Exercise goal: Go through the listing and copy each line with the string "JSON".

Exercise input:
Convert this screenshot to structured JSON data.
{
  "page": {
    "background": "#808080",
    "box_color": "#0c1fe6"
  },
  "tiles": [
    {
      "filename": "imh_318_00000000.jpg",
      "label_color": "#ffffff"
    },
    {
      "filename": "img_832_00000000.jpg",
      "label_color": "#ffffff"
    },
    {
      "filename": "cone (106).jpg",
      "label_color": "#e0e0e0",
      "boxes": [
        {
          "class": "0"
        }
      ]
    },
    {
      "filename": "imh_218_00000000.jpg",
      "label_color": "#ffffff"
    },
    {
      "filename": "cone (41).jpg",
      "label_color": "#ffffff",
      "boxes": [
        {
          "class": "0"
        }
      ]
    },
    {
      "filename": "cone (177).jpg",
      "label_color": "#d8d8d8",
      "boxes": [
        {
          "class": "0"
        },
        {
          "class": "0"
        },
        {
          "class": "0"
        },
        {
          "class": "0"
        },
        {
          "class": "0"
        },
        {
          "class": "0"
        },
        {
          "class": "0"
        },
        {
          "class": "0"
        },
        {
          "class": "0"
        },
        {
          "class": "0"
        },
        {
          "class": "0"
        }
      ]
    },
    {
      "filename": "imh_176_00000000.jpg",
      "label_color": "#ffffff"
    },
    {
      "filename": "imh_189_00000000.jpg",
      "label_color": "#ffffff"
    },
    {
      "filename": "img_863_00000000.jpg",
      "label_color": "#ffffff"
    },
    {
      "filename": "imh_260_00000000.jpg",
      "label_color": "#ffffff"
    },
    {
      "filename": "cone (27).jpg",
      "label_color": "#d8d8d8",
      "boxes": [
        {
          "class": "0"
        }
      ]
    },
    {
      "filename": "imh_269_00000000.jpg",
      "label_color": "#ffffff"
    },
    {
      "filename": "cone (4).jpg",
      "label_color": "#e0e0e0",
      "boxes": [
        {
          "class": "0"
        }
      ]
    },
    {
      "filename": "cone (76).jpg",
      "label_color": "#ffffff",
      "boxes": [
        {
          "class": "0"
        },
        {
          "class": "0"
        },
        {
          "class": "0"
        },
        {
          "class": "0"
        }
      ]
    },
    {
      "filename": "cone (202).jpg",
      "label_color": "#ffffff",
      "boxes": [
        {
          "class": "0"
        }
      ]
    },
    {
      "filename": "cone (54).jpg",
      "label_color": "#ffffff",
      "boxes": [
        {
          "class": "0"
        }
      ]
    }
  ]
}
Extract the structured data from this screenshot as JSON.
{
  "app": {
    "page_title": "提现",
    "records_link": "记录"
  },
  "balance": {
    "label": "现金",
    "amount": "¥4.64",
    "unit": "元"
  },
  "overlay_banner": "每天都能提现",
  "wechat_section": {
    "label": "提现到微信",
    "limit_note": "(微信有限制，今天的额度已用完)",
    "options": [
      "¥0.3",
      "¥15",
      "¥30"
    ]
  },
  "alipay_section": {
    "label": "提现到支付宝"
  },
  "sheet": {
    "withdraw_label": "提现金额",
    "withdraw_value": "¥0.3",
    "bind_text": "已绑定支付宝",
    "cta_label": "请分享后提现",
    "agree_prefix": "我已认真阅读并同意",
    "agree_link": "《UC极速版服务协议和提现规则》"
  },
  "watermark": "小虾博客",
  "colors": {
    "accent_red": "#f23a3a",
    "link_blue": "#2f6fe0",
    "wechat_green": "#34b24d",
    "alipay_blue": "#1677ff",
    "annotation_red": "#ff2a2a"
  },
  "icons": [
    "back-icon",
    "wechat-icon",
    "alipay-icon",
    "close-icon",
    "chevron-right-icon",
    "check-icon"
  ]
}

Response to the exercise:
Convert this screenshot to structured JSON data.
Extract the structured data from this screenshot as JSON.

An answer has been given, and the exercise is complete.